⟨

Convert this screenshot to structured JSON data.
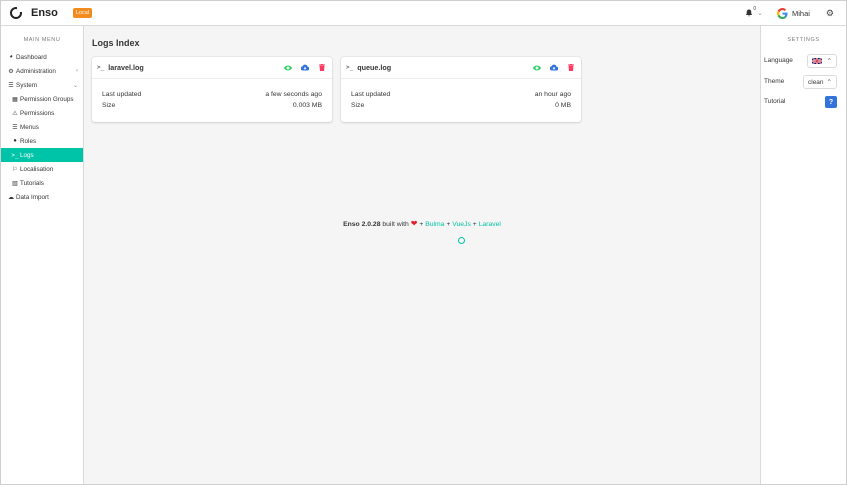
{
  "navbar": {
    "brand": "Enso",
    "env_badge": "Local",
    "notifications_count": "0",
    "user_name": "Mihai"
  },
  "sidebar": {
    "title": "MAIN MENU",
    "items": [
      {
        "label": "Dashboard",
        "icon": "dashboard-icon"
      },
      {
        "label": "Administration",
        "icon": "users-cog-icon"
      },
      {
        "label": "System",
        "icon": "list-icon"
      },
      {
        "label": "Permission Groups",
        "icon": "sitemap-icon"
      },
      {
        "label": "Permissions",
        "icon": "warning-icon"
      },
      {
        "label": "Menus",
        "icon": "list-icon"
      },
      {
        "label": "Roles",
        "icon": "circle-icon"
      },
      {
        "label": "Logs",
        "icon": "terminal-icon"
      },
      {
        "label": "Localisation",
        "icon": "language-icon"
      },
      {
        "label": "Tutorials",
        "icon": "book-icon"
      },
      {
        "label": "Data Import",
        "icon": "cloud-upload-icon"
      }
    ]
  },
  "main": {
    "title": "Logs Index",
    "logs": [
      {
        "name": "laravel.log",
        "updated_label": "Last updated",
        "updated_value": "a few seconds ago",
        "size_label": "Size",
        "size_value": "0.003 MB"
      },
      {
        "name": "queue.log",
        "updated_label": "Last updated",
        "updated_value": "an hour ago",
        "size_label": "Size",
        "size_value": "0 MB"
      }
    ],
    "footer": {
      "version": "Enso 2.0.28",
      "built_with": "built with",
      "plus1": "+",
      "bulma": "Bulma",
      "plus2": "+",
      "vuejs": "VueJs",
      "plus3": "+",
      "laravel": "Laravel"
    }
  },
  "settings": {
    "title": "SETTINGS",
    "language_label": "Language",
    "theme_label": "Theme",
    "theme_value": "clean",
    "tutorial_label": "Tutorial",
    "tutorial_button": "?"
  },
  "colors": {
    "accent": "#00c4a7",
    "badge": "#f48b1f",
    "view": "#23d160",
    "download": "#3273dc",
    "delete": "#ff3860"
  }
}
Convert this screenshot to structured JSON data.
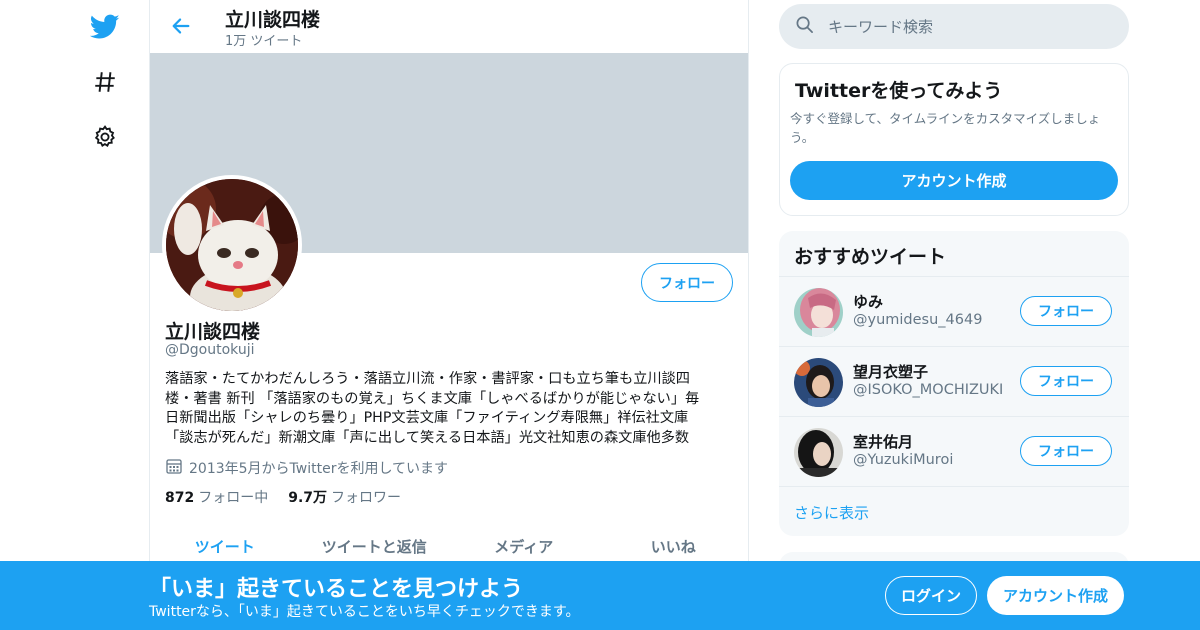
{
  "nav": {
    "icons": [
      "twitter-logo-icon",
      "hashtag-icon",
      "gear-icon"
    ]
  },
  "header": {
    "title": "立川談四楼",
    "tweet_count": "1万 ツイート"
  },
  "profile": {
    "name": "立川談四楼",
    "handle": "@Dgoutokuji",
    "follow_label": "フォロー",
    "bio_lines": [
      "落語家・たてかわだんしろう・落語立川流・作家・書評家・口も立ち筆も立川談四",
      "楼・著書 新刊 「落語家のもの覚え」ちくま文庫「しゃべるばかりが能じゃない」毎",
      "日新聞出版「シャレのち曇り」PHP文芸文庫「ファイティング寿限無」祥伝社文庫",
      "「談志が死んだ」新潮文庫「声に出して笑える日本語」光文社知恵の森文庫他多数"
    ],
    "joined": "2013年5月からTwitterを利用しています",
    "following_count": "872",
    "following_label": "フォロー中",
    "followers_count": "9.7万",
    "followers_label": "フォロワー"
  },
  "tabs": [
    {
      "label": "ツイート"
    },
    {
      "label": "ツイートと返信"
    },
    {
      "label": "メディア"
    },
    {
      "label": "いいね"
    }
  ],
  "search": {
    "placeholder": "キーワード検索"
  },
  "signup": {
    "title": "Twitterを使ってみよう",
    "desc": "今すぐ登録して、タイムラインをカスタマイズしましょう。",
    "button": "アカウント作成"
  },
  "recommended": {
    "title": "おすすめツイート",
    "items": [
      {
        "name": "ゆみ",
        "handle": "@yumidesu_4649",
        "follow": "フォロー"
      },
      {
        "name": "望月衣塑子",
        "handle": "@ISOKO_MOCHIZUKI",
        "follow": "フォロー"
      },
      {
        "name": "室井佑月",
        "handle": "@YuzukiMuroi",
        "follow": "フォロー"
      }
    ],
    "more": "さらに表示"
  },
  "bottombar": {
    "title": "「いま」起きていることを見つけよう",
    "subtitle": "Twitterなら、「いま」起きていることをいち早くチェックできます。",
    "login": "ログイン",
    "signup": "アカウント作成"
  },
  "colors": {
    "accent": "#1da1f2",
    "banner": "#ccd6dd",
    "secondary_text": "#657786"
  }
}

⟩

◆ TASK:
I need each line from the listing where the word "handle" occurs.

◆ TASK OUTPUT:
    "handle": "@Dgoutokuji",
        "handle": "@yumidesu_4649",
        "handle": "@ISOKO_MOCHIZUKI",
        "handle": "@YuzukiMuroi",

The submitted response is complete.